When One Family Member Comes Out, the Whole Family Goes on a Journey
LABA fellow Yochai Greenfeld will be performing at LABAlive, Saturday, 2/2, 7.30pm at the Theater at the 14th Street Y. (Buy your ticket now!) Below, Greenfeld writes about his life as a performer and creating his Jewish mother character, Abbi Gezunt.
I was born and raised in Jerusalem. All through high school, I trained in gymnastics, acting, dancing and singing. I loved performing, but I never thought about it as a career.
After high school I studied for two years at Yeshivat Ma’ale Gilboa, a Modern orthodox yeshiva in northern Israel. Following that, I served an intelligence officer in the IDF. It wasn’t anything too exciting, but it was paving my way towards a career in the roaring Israeli hi-tech world.
After five years of service, my wise commander told me that even though my potential in the tech industry was as promising as my artistic potential, the latter was bound to make me happier. With his blessing I left the army at twenty-five and went to study at a dance academy. Eventually, I got a contract with a dance company, and I did musical theater in Tel Aviv.
About two years ago I moved to New York City to pursue my career here.
About My LABA Project
Since our theme this year is life and death, I thought I’d bring up the issue of families who sit shivah for a relative who went off the derekh, meaning left the traditional path.

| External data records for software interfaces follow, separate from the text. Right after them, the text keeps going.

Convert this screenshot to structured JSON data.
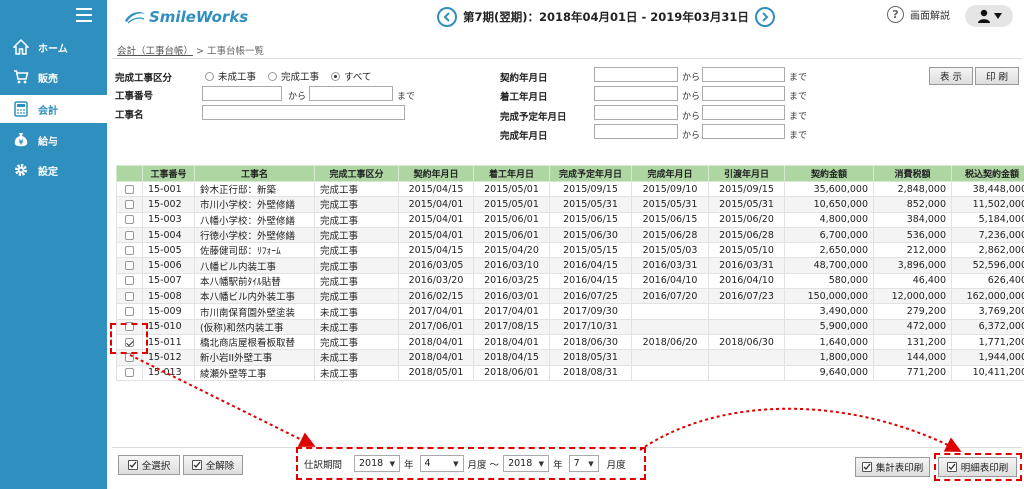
{
  "app": {
    "logo": "SmileWorks",
    "period": "第7期(翌期)：2018年04月01日 - 2019年03月31日",
    "help": "画面解説"
  },
  "sidebar": {
    "items": [
      {
        "label": "ホーム",
        "icon": "home-icon"
      },
      {
        "label": "販売",
        "icon": "cart-icon"
      },
      {
        "label": "会計",
        "icon": "calculator-icon"
      },
      {
        "label": "給与",
        "icon": "money-bag-icon"
      },
      {
        "label": "設定",
        "icon": "gear-icon"
      }
    ],
    "active": "会計"
  },
  "breadcrumb": {
    "link": "会計（工事台帳）",
    "sep": ">",
    "current": "工事台帳一覧"
  },
  "filters": {
    "completion_label": "完成工事区分",
    "completion_options": [
      "未成工事",
      "完成工事",
      "すべて"
    ],
    "completion_selected": "すべて",
    "project_no_label": "工事番号",
    "project_name_label": "工事名",
    "contract_date_label": "契約年月日",
    "start_date_label": "着工年月日",
    "planned_completion_label": "完成予定年月日",
    "completion_date_label": "完成年月日",
    "from": "から",
    "to": "まで"
  },
  "toolbar": {
    "display": "表 示",
    "print": "印 刷"
  },
  "table": {
    "columns": [
      "",
      "工事番号",
      "工事名",
      "完成工事区分",
      "契約年月日",
      "着工年月日",
      "完成予定年月日",
      "完成年月日",
      "引渡年月日",
      "契約金額",
      "消費税額",
      "税込契約金額"
    ],
    "rows": [
      {
        "checked": false,
        "no": "15-001",
        "name": "鈴木正行邸：新築",
        "status": "完成工事",
        "contract": "2015/04/15",
        "start": "2015/05/01",
        "planned": "2015/09/15",
        "completed": "2015/09/10",
        "delivered": "2015/09/15",
        "amount": "35,600,000",
        "tax": "2,848,000",
        "total": "38,448,000"
      },
      {
        "checked": false,
        "no": "15-002",
        "name": "市川小学校：外壁修繕",
        "status": "完成工事",
        "contract": "2015/04/01",
        "start": "2015/05/01",
        "planned": "2015/05/31",
        "completed": "2015/05/31",
        "delivered": "2015/05/31",
        "amount": "10,650,000",
        "tax": "852,000",
        "total": "11,502,000"
      },
      {
        "checked": false,
        "no": "15-003",
        "name": "八幡小学校：外壁修繕",
        "status": "完成工事",
        "contract": "2015/04/01",
        "start": "2015/06/01",
        "planned": "2015/06/15",
        "completed": "2015/06/15",
        "delivered": "2015/06/20",
        "amount": "4,800,000",
        "tax": "384,000",
        "total": "5,184,000"
      },
      {
        "checked": false,
        "no": "15-004",
        "name": "行徳小学校：外壁修繕",
        "status": "完成工事",
        "contract": "2015/04/01",
        "start": "2015/06/01",
        "planned": "2015/06/30",
        "completed": "2015/06/28",
        "delivered": "2015/06/28",
        "amount": "6,700,000",
        "tax": "536,000",
        "total": "7,236,000"
      },
      {
        "checked": false,
        "no": "15-005",
        "name": "佐藤健司邸：ﾘﾌｫｰﾑ",
        "status": "完成工事",
        "contract": "2015/04/15",
        "start": "2015/04/20",
        "planned": "2015/05/15",
        "completed": "2015/05/03",
        "delivered": "2015/05/10",
        "amount": "2,650,000",
        "tax": "212,000",
        "total": "2,862,000"
      },
      {
        "checked": false,
        "no": "15-006",
        "name": "八幡ビル内装工事",
        "status": "完成工事",
        "contract": "2016/03/05",
        "start": "2016/03/10",
        "planned": "2016/04/15",
        "completed": "2016/03/31",
        "delivered": "2016/03/31",
        "amount": "48,700,000",
        "tax": "3,896,000",
        "total": "52,596,000"
      },
      {
        "checked": false,
        "no": "15-007",
        "name": "本八幡駅前ﾀｲﾙ貼替",
        "status": "完成工事",
        "contract": "2016/03/20",
        "start": "2016/03/25",
        "planned": "2016/04/15",
        "completed": "2016/04/10",
        "delivered": "2016/04/10",
        "amount": "580,000",
        "tax": "46,400",
        "total": "626,400"
      },
      {
        "checked": false,
        "no": "15-008",
        "name": "本八幡ビル内外装工事",
        "status": "完成工事",
        "contract": "2016/02/15",
        "start": "2016/03/01",
        "planned": "2016/07/25",
        "completed": "2016/07/20",
        "delivered": "2016/07/23",
        "amount": "150,000,000",
        "tax": "12,000,000",
        "total": "162,000,000"
      },
      {
        "checked": false,
        "no": "15-009",
        "name": "市川南保育園外壁塗装",
        "status": "未成工事",
        "contract": "2017/04/01",
        "start": "2017/04/01",
        "planned": "2017/09/30",
        "completed": "",
        "delivered": "",
        "amount": "3,490,000",
        "tax": "279,200",
        "total": "3,769,200"
      },
      {
        "checked": false,
        "no": "15-010",
        "name": "(仮称)和然内装工事",
        "status": "未成工事",
        "contract": "2017/06/01",
        "start": "2017/08/15",
        "planned": "2017/10/31",
        "completed": "",
        "delivered": "",
        "amount": "5,900,000",
        "tax": "472,000",
        "total": "6,372,000"
      },
      {
        "checked": true,
        "no": "15-011",
        "name": "橋北商店屋根看板取替",
        "status": "完成工事",
        "contract": "2018/04/01",
        "start": "2018/04/01",
        "planned": "2018/06/30",
        "completed": "2018/06/20",
        "delivered": "2018/06/30",
        "amount": "1,640,000",
        "tax": "131,200",
        "total": "1,771,200"
      },
      {
        "checked": false,
        "no": "15-012",
        "name": "新小岩II外壁工事",
        "status": "未成工事",
        "contract": "2018/04/01",
        "start": "2018/04/15",
        "planned": "2018/05/31",
        "completed": "",
        "delivered": "",
        "amount": "1,800,000",
        "tax": "144,000",
        "total": "1,944,000"
      },
      {
        "checked": false,
        "no": "15-013",
        "name": "綾瀬外壁等工事",
        "status": "未成工事",
        "contract": "2018/05/01",
        "start": "2018/06/01",
        "planned": "2018/08/31",
        "completed": "",
        "delivered": "",
        "amount": "9,640,000",
        "tax": "771,200",
        "total": "10,411,200"
      }
    ]
  },
  "footer": {
    "select_all": "全選択",
    "deselect_all": "全解除",
    "period_label": "仕訳期間",
    "from_year": "2018",
    "year_unit": "年",
    "from_month": "4",
    "month_unit_from": "月度 〜",
    "to_year": "2018",
    "to_month": "7",
    "month_unit_to": "月度",
    "summary_print": "集計表印刷",
    "detail_print": "明細表印刷"
  },
  "colors": {
    "sidebar": "#2f8fbf",
    "table_header": "#aed6a3",
    "annotation": "#e00000"
  }
}
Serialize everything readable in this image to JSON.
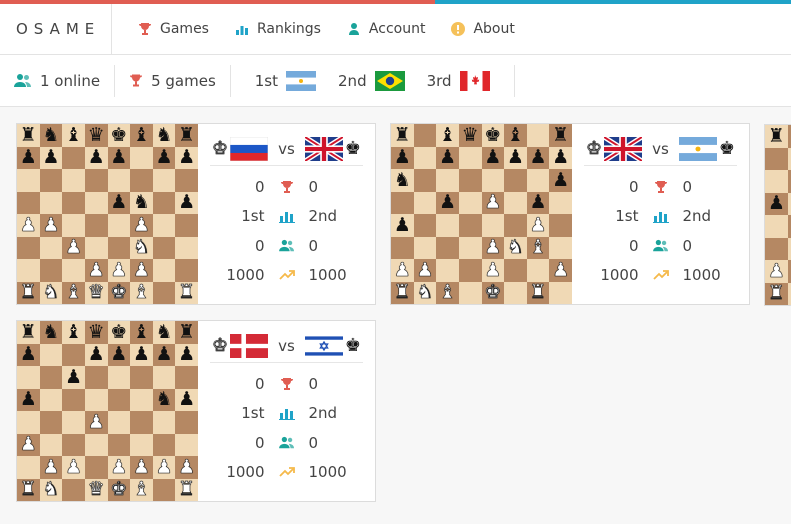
{
  "brand": "OSAME",
  "nav": [
    {
      "label": "Games",
      "icon": "trophy-icon"
    },
    {
      "label": "Rankings",
      "icon": "bar-chart-icon"
    },
    {
      "label": "Account",
      "icon": "user-icon"
    },
    {
      "label": "About",
      "icon": "info-icon"
    }
  ],
  "stats": {
    "online": "1 online",
    "games": "5 games",
    "rank1": "1st",
    "rank1_flag": "argentina",
    "rank2": "2nd",
    "rank2_flag": "brazil",
    "rank3": "3rd",
    "rank3_flag": "canada"
  },
  "colors": {
    "trophy": "#e05d52",
    "teal": "#1aa39a",
    "orange": "#f5a623",
    "light_square": "#f0d9b5",
    "dark_square": "#b58863"
  },
  "games": [
    {
      "white_flag": "russia",
      "black_flag": "uk",
      "vs": "vs",
      "board": [
        "rnbqkbnr",
        "pp.pp.pp",
        "........",
        "....pn.p",
        "PP...P..",
        "..P..N..",
        "...PPP..",
        "RNBQKB.R"
      ],
      "rows": [
        {
          "left": "0",
          "right": "0"
        },
        {
          "left": "1st",
          "right": "2nd"
        },
        {
          "left": "0",
          "right": "0"
        },
        {
          "left": "1000",
          "right": "1000"
        }
      ]
    },
    {
      "white_flag": "uk",
      "black_flag": "argentina",
      "vs": "vs",
      "board": [
        "r.bqkb.r",
        "p.p.pppp",
        "n......p",
        "..p.P.p.",
        "p.....P.",
        "....PNB.",
        "PP..P..P",
        "RNB.K.R."
      ],
      "rows": [
        {
          "left": "0",
          "right": "0"
        },
        {
          "left": "1st",
          "right": "2nd"
        },
        {
          "left": "0",
          "right": "0"
        },
        {
          "left": "1000",
          "right": "1000"
        }
      ]
    },
    {
      "white_flag": "denmark",
      "black_flag": "israel",
      "vs": "vs",
      "board": [
        "rnbqkbnr",
        "p..ppppp",
        "..p.....",
        "p.....np",
        "...P....",
        "P.......",
        ".PP.PPPP",
        "RN.QKB.R"
      ],
      "rows": [
        {
          "left": "0",
          "right": "0"
        },
        {
          "left": "1st",
          "right": "2nd"
        },
        {
          "left": "0",
          "right": "0"
        },
        {
          "left": "1000",
          "right": "1000"
        }
      ]
    }
  ],
  "peek_board": [
    "r.......",
    "........",
    "........",
    "p.......",
    ".P......",
    "........",
    "P.......",
    "R......."
  ]
}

I’d been working with this character Abbi Gezunt, a Jewish mother, in a more improvisational context, and I thought it would be interesting to explore these ideas through her, so I’m working on a monologue for that character.
Abbi is a frum (religious) Jewish mother whose son has come out as gay. She goes through what many parents do when their children come out, which is mourning the loss of the dreams she had for her son’s life. She’s torn between sympathizing with her child, and fearing the social implications that his sexuality might have on the entire family.
In the draft I’m working on, she recalls sitting shivah for children who go off the derekh, and gets deep into how that works halakhically, the technicality of mourning for someone who is actually still alive. She discusses why this kind of symbolic disowning might actually be a good solution since her son’s sexuality is threatening the family name, and might directly harm her daughter’s shidduch (match).
I learned once that when one family member comes out, the whole family goes through a journey, because it makes them ask themselves about the components that make up their own identities.
I’m hoping that discussing this as an Orthodox mother who eventually chooses not to sit shivah will convey the message that accepting your gay children doesn’t have to come between you and your faith.
This isn’t my story. Abbi is nothing like my mother, and my family’s faith, as my own, were never threatened by my sexuality. I feel that portraying such a mother, and doing it as comedy, can inspire parents who are dealing with their childrens’ coming out, or at least help them take things a little less seriously.
About Abbi Gezunt
She’s a character I’ve been giving a voice to for years. I made her up during officer training in 2008. I had a running buddy, and Abbi was his imaginary dominating Jewish mother. I used to tease this friend in her voice and boss him around with it, and all my friends and commanders loved her.
Being Abbi is more female impersonation than drag, in my opinion. She’s not necessarily larger-than-life in terms of appearance, and she’s not about selling the cross-gender body illusion—she’s a religious woman, and this is important to me. It’s a voice that does not get heard usually, and can be just as sassy, sexy and invigorating as any drag queen.
I want to send a message that sexuality and gender fluidity belong to everyone: religious, secular and in between. While it may be associated with academic and liberal discourse, I love showing a religious woman coming to terms with herself as a sexual being and even a sexy person in her own way. There’s so much more to being sexy than just short skirts and a cleavage. Now imagine all these messages coming from a man in a wig.